k = R^{(i)}(K - T^{(i)})

Where k in mathbb{R}^3 is a point relative in the head frame of reference and K in mathbb{R}^3 is the same point relative to the fixed-camera. R is a rotation matrix and T^{(i)} the translation vector vec{OH^{(i)}}. To go back the other way you just need to use:


Where R^{prime} is the transpose of R and hence the inverse rotation.

The head frame of reference

We assume that the eye and the eye-camera are fixed in the head frame of reference. The position of the eye relative to the head target is fixed in the head coordinate space – we’ll call this translation o. Thus

E=R^{prime (i)}o + vec{OH}^{(i)}

We assume that there exists a mapping from the image of the pupil from the eye-camera to the vector vec{EG} (more on this in a future post).

  • p^{(i)} = (p_x^{(i)}, p_y^{(i)}) is the location of the centre of the pupil in the eye camera image for the i^{th} training example.
  • g(p^{(i)}, theta) is the mapping from the pupil position in the eye image to the unit vector vec{EG} relative to the head which is parameterised by the vector theta
  • to get vec{EG} in the fixed camera coordinates we need to  transform it as follows:

vec{EG} = R^{prime (i)} g(p^{(i)}, theta)

The intercept of the gaze and the target

Consider a user is looking at a target on a screen.

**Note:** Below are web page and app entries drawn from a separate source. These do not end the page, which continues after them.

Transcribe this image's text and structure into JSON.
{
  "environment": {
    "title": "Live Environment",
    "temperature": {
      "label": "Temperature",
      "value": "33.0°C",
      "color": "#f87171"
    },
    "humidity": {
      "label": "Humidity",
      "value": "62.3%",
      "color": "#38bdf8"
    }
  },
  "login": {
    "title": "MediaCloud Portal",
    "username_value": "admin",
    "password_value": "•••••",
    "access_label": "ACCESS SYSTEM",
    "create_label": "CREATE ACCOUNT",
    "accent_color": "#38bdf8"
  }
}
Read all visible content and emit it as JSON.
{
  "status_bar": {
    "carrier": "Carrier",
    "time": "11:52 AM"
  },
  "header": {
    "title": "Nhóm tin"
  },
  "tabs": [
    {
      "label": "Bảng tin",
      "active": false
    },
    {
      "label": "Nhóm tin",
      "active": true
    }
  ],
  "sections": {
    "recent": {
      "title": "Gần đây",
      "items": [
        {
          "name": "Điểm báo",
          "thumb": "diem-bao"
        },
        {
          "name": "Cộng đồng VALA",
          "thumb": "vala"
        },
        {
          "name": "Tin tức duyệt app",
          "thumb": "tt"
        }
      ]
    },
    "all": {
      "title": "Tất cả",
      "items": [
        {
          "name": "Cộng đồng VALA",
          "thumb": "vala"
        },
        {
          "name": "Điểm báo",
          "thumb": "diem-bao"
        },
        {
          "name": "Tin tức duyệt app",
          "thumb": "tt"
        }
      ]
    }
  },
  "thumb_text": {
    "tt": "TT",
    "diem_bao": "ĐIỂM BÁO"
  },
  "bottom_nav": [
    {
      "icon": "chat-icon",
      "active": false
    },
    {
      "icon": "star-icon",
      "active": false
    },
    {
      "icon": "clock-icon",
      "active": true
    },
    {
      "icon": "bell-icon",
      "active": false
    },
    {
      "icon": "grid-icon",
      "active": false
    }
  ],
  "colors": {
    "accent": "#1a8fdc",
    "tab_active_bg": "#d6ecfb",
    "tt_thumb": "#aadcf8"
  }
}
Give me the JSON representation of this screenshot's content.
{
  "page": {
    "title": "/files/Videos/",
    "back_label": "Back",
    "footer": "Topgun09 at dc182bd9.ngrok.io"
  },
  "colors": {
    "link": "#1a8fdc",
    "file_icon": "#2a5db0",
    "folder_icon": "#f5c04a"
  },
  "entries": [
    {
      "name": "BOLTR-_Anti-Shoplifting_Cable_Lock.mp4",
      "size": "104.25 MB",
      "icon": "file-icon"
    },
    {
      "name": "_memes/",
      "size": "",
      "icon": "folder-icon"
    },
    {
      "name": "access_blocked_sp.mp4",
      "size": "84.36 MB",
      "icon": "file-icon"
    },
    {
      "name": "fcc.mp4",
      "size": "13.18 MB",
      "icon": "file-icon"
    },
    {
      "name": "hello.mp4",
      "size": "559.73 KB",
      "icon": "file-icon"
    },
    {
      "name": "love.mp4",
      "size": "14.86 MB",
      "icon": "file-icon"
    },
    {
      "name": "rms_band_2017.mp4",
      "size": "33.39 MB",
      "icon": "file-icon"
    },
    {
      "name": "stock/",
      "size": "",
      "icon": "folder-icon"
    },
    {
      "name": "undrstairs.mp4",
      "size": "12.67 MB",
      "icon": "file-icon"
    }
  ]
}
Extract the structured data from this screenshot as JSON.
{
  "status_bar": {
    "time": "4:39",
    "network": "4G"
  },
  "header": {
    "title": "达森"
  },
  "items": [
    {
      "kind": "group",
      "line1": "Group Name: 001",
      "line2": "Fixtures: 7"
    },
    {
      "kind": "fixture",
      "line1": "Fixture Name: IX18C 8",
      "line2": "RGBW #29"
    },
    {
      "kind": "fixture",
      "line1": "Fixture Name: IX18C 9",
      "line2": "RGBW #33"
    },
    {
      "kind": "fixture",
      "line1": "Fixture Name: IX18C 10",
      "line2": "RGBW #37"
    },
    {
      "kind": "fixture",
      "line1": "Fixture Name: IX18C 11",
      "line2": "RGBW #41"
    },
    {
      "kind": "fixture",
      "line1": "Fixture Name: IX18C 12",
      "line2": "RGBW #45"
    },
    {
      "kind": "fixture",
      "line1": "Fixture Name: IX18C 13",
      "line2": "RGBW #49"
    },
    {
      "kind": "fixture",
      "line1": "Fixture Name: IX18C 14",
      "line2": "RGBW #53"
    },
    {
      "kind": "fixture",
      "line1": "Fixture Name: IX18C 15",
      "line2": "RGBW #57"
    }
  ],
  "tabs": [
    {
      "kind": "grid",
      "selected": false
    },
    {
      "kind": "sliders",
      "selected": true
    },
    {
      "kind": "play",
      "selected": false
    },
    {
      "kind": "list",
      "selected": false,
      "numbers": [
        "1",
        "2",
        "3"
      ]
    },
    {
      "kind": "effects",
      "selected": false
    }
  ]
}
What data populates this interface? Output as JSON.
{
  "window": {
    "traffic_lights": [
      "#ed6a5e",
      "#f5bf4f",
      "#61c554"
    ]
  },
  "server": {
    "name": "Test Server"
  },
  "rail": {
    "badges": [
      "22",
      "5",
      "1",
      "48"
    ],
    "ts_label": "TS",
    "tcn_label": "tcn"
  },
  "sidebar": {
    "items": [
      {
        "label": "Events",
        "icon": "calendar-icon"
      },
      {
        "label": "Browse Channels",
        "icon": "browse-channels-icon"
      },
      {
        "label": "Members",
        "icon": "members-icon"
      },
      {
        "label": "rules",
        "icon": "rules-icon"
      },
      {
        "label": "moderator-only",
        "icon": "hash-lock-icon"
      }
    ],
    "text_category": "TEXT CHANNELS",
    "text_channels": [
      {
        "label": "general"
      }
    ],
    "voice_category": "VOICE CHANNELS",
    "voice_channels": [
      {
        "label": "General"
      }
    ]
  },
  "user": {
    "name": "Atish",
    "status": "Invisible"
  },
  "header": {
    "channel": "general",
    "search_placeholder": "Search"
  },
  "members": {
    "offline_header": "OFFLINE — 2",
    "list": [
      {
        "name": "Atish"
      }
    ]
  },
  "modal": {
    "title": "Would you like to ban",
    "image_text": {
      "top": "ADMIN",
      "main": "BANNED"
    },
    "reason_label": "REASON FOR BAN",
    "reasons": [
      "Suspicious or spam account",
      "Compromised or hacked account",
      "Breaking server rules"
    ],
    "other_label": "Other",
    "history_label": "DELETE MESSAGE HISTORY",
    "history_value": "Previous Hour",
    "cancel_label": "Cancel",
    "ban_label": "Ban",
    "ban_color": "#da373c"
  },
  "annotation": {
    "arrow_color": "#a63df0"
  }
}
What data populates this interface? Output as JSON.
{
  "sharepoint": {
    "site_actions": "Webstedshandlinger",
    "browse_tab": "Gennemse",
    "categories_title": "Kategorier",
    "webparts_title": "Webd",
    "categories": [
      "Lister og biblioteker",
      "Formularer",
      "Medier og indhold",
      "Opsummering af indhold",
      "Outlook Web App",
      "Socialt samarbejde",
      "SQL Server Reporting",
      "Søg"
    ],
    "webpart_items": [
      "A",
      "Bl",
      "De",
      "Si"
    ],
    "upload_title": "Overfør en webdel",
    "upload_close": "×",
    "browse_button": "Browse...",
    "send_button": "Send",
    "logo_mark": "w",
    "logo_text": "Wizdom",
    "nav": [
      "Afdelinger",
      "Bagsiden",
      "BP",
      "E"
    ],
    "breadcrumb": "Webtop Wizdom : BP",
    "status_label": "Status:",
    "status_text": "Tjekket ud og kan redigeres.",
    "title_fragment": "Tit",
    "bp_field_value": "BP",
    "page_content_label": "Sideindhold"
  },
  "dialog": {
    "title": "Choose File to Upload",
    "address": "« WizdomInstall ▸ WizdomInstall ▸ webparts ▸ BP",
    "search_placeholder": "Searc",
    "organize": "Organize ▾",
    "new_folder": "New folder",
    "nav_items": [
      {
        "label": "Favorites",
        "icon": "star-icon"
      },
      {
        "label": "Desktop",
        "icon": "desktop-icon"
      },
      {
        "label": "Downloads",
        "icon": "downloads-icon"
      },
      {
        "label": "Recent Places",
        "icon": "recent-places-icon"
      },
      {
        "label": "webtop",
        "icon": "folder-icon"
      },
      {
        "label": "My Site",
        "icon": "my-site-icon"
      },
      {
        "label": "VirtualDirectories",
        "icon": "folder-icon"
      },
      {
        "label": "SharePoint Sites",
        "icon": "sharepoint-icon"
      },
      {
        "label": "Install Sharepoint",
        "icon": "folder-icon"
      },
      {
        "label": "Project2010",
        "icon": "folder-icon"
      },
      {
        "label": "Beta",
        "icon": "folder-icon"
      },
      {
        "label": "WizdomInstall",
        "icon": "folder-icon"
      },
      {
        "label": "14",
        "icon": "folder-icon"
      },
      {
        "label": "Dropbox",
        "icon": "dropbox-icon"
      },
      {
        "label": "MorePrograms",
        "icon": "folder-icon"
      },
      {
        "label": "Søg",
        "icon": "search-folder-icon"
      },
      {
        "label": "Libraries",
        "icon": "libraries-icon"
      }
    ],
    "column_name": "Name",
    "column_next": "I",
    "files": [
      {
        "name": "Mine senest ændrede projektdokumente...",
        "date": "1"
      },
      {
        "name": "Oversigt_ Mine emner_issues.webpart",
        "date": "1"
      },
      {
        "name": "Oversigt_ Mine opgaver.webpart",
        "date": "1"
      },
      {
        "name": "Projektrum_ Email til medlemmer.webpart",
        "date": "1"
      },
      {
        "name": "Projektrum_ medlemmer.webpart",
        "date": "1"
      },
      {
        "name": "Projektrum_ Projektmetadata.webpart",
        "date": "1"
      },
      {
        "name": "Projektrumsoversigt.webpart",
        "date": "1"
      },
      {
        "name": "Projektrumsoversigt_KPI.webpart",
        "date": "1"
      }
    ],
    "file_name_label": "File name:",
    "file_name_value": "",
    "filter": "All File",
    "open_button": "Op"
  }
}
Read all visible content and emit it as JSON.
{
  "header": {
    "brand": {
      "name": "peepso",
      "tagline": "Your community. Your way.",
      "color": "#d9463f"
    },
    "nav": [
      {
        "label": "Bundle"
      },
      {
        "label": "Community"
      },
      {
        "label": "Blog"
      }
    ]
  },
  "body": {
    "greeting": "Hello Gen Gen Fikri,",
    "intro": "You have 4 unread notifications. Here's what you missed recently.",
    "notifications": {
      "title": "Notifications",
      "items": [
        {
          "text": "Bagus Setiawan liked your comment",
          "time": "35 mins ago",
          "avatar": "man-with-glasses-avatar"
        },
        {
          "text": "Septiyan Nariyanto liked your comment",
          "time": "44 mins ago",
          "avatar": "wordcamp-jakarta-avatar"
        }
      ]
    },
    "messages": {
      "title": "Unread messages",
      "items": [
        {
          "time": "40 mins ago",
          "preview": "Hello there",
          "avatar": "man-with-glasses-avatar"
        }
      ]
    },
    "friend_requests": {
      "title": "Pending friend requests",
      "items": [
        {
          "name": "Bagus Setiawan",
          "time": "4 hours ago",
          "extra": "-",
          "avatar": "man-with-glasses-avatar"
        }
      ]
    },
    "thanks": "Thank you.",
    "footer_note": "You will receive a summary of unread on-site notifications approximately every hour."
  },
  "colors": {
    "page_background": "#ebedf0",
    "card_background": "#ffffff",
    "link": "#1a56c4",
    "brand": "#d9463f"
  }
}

We can consider their gaze as the line defined by the position of their eye E and the direction in which they are looking vec{EG}. We consider the screen as a plane defined by it origin S_o and two points on the plane S_x and S_y.

Thus the line of gaze can be expressed parametrically as:

P(s) = E + svec{EG}

The plane can be defined by

n cdot (p - S_o) = 0

where p is a point on the plane and n = S_x times S_y is the normal to the plane. Providing the line of gaze is not parallel to the plane of the screen we can plug P(s) into the definition of the plane.

  • n cdot (E + s vec{EG} - S_o) = 0
  • n cdot(E - S_o) + n cdot(s vec{EG}) = 0
  • s = frac{n cdot ( S_o - E) }{n cdot (vec{EG})}

Finally we have that

  • Y^{(i)} = S_o + t_x^{(i)} S_x + t_y^{(i)}S_y = E +frac{n cdot (S_o - E)}{n cdot (vec{EG}) } vec{EG}

The unknowns

In order to fit this model we need some training data. These data are obtained by haivng  user look at a series of targets on the screen and storing the following for each presentation i:

  • p^{(i)} = (p_x^{(i)}, p_y^{(i)}) : the pupil position
  • vec{OH} : the translation of the head from the camera
  • R : the rotation of the head relative to the camera
  • (t_x^{(i)}, t_y^{(i)}) : the screen pixel coordinate of the ith target

The remain unknown constants are:

  • o : the translation of the eye relative to the head
  • S_o : the origin of the screen relative to the camera
  • (S_x, S_y) : the unit screen basis vectors
  • theta : the parameter vector for mapping pupil position to the unit eye vector.

I will talk about obtaining these unknowns in a future post.


Once the unknowns have been determined you are able to predict the screen target postion given the pupil position and the head’s position and orientation. We can calculate t_x and t_y independently as follows:

  • t_x = S_x cdot left(E - S_o+frac{n cdot (S_o - E)}{n cdot (vec{EG})}vec{EG}right)
  • t_y = S_y cdot left(E - S_o+frac{n cdot (S_o - E)}{n cdot (vec{EG})}vec{EG}right)